By Conor Lynch
My father has always had a fine head of hair. Oh how I envy him. Even now at 76, he can still boast to having a finer thatch than me over thirty years his junior. Men can be very vain, quite like their female counterparts. And nowadays with hair plugs and implants, the options to increase growth are endless. For some of us however the growth can be just like our economy at the moment and equally as depressing.
This was never an issue for my oul fella’ however. It was more the colour for him. He told me once he dyed it black. Well he tried to dye it black. He said he put in this dye that you had to leave in for five minutes and then wash it out. Unfortunately for him the phone rang in those crucial five minutes of transformation. Even more unfortunate, was the fact that it was his mother in law wondering why her heating wasn’t working. Twenty seven minutes later he ran back up the stairs to the bathroom. The damage was done. His ears and lips had swollen up and he spent the next day and a half in the eye and ear hospital. This didn’t phase him. He was more concerned that his hair hadn’t worked out. “I wouldn’t mind but I looked like Tony Curtis”, was all he kept repeating, distraught.

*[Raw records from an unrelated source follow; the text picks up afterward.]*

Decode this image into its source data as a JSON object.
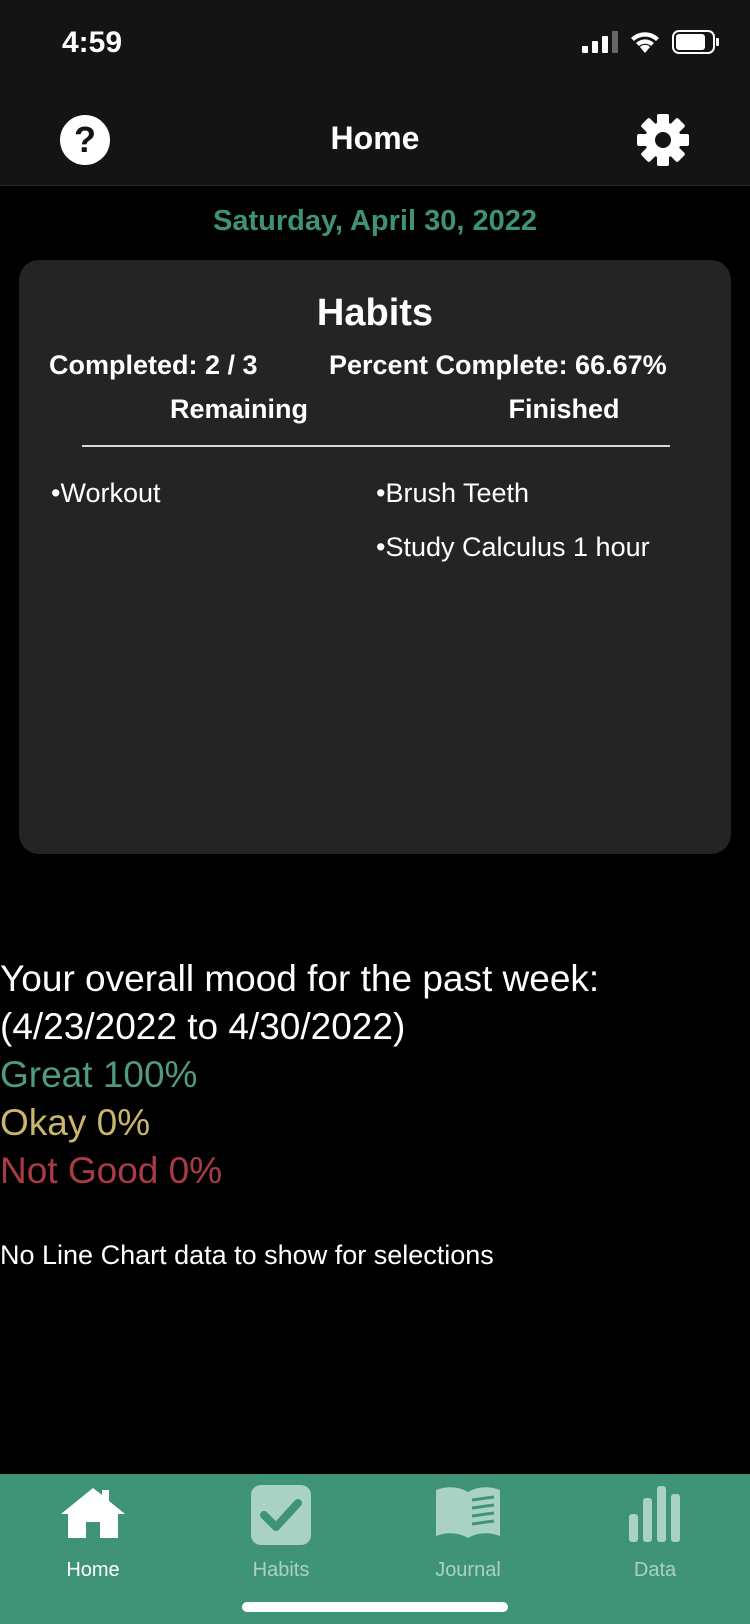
{
  "status": {
    "time": "4:59"
  },
  "header": {
    "title": "Home",
    "help_label": "?",
    "help_icon": "question-circle-icon",
    "settings_icon": "gear-icon"
  },
  "date": "Saturday, April 30, 2022",
  "habits_card": {
    "title": "Habits",
    "completed": "Completed: 2 / 3",
    "percent": "Percent Complete: 66.67%",
    "remaining_header": "Remaining",
    "finished_header": "Finished",
    "remaining": [
      "•Workout"
    ],
    "finished": [
      "•Brush Teeth",
      "•Study Calculus 1 hour"
    ]
  },
  "mood": {
    "heading": "Your overall mood for the past week:",
    "range": "(4/23/2022 to 4/30/2022)",
    "great": "Great 100%",
    "okay": "Okay 0%",
    "not_good": "Not Good 0%"
  },
  "line_chart_message": "No Line Chart data to show for selections",
  "colors": {
    "accent": "#3e9276",
    "great": "#4f9b7e",
    "okay": "#c9b66a",
    "not_good": "#a93a46",
    "tab_bar": "#3f9478"
  },
  "tabs": [
    {
      "label": "Home",
      "icon": "house-icon",
      "active": true
    },
    {
      "label": "Habits",
      "icon": "checkbox-icon",
      "active": false
    },
    {
      "label": "Journal",
      "icon": "book-icon",
      "active": false
    },
    {
      "label": "Data",
      "icon": "bar-chart-icon",
      "active": false
    }
  ]
}
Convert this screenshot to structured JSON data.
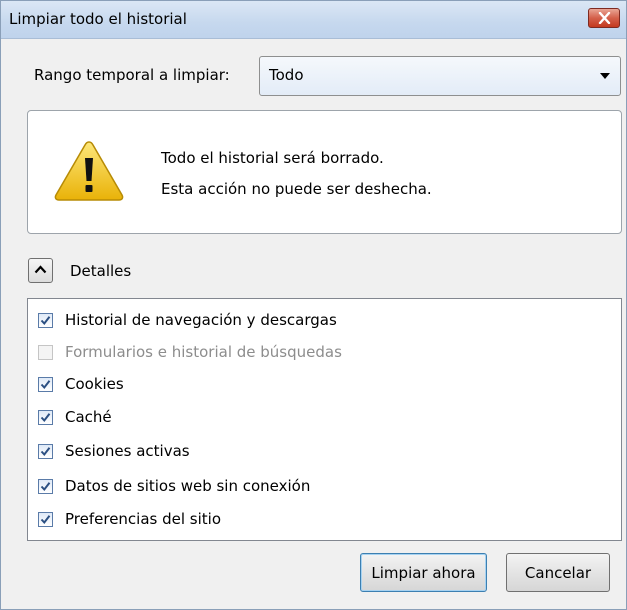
{
  "window": {
    "title": "Limpiar todo el historial"
  },
  "range": {
    "label": "Rango temporal a limpiar:",
    "selected": "Todo"
  },
  "warning": {
    "line1": "Todo el historial será borrado.",
    "line2": "Esta acción no puede ser deshecha."
  },
  "details": {
    "label": "Detalles",
    "items": [
      {
        "label": "Historial de navegación y descargas",
        "checked": true,
        "enabled": true
      },
      {
        "label": "Formularios e historial de búsquedas",
        "checked": false,
        "enabled": false
      },
      {
        "label": "Cookies",
        "checked": true,
        "enabled": true
      },
      {
        "label": "Caché",
        "checked": true,
        "enabled": true
      },
      {
        "label": "Sesiones activas",
        "checked": true,
        "enabled": true
      },
      {
        "label": "Datos de sitios web sin conexión",
        "checked": true,
        "enabled": true
      },
      {
        "label": "Preferencias del sitio",
        "checked": true,
        "enabled": true
      }
    ]
  },
  "buttons": {
    "clear_now": "Limpiar ahora",
    "cancel": "Cancelar"
  },
  "icons": {
    "close": "close-icon",
    "dropdown": "chevron-down-icon",
    "warning": "warning-icon",
    "collapse": "chevron-up-icon",
    "check": "checkmark-icon"
  },
  "colors": {
    "close_button": "#c4391f",
    "warning_yellow": "#f2c511",
    "disabled_text": "#8d8d8d"
  }
}
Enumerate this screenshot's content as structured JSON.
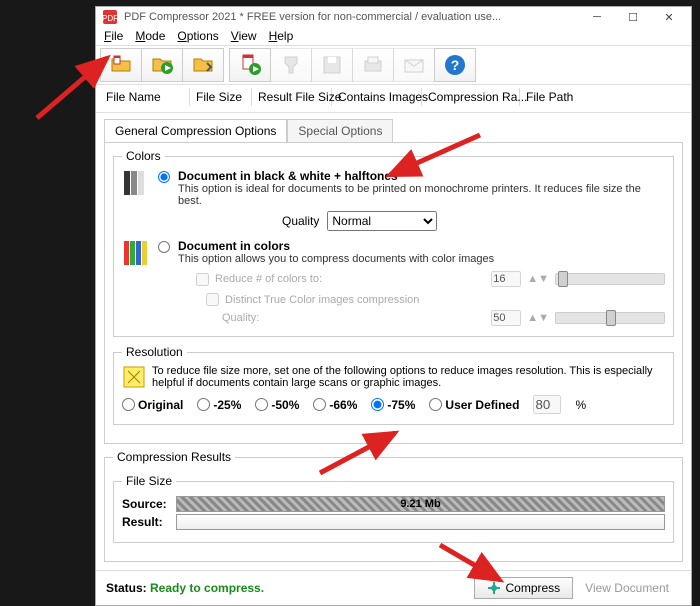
{
  "window": {
    "title": "PDF Compressor 2021  * FREE version for non-commercial / evaluation use..."
  },
  "menu": {
    "file": "File",
    "mode": "Mode",
    "options": "Options",
    "view": "View",
    "help": "Help"
  },
  "headers": [
    "File Name",
    "File Size",
    "Result File Size",
    "Contains Images",
    "Compression Ra...",
    "File Path"
  ],
  "tabs": {
    "general": "General Compression Options",
    "special": "Special Options"
  },
  "colors": {
    "legend": "Colors",
    "bw": {
      "title": "Document in black & white + halftones",
      "desc": "This option is ideal for documents to be printed on monochrome printers. It reduces file size the best.",
      "quality_label": "Quality",
      "quality_value": "Normal"
    },
    "color": {
      "title": "Document in colors",
      "desc": "This option allows you to compress documents with color images",
      "reduce_label": "Reduce # of colors to:",
      "reduce_value": "16",
      "distinct_label": "Distinct True Color images compression",
      "quality_label": "Quality:",
      "quality_value": "50"
    }
  },
  "resolution": {
    "legend": "Resolution",
    "desc": "To reduce file size more, set one of the following options to reduce images resolution. This is especially helpful if documents contain large scans or graphic images.",
    "options": [
      "Original",
      "-25%",
      "-50%",
      "-66%",
      "-75%",
      "User Defined"
    ],
    "selected": "-75%",
    "user_value": "80",
    "user_suffix": "%"
  },
  "results": {
    "legend": "Compression Results",
    "filesize_legend": "File Size",
    "source_label": "Source:",
    "source_value": "9.21 Mb",
    "result_label": "Result:"
  },
  "status": {
    "label": "Status:",
    "value": "Ready to compress.",
    "compress_btn": "Compress",
    "view_btn": "View Document"
  }
}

Because of his luscious locks he always got great satisfaction in berating the less follicly enriched. He could always come out with a line such as “He has wavy hair…it’s waving goodbye” or if someone said they got a number three in the barbers to keep their hair tight he would say “The last time he saw a number three was when he was bringing the kids out to Dollyer on the bus!”
However the most memorable piece of ridicule was reserved for a work colleague of his who was telling what would have been an unbelievable tale if not for the emotive state it was being told in.
Let’s call his colleague Chivers. Well Chivers and his brother Norman were both bald. As in Kojak. Not a blade. They had been this way from an early age. Chivers became emotional as he told the story of how one day Norman had gone swimming. He said;
“Poor Norman was down by the canal. He loved to swim there.” The assembled group including my father pulled their chairs around as they waited to hear a tale of drowning or some equal tragedy that would befall poor Norman.
“Well this day” continued Chivers, “Norman dove straight in…head first. And in the bottom of the canal on the bed was a dead pig.” The group looked at this bald man as he told this tale of woe about his equally bald brother.
“He crashed head first into the pig. Slap bang and it stuck to his head!”
The group looked in awe at poor Chivers as tears came to his eyes as he recalled how Norman stood up in the canal with the dead pig on his head. It was the next few moments that were the telling few moments in this tale. Everyone looked at Chivers as this image of Norman with the dead pig on his head ran through their mind. My father was recalling how he had known Norman for many years after this and for all of these years he was blessed with a mounded dome not unlike the belly of a pig. It was coming but it had to be asked. As Chivers wiped away a tear with the image of Norman with the pig on his head forever etched in his mind, my father asked:
“And did he never take it off?”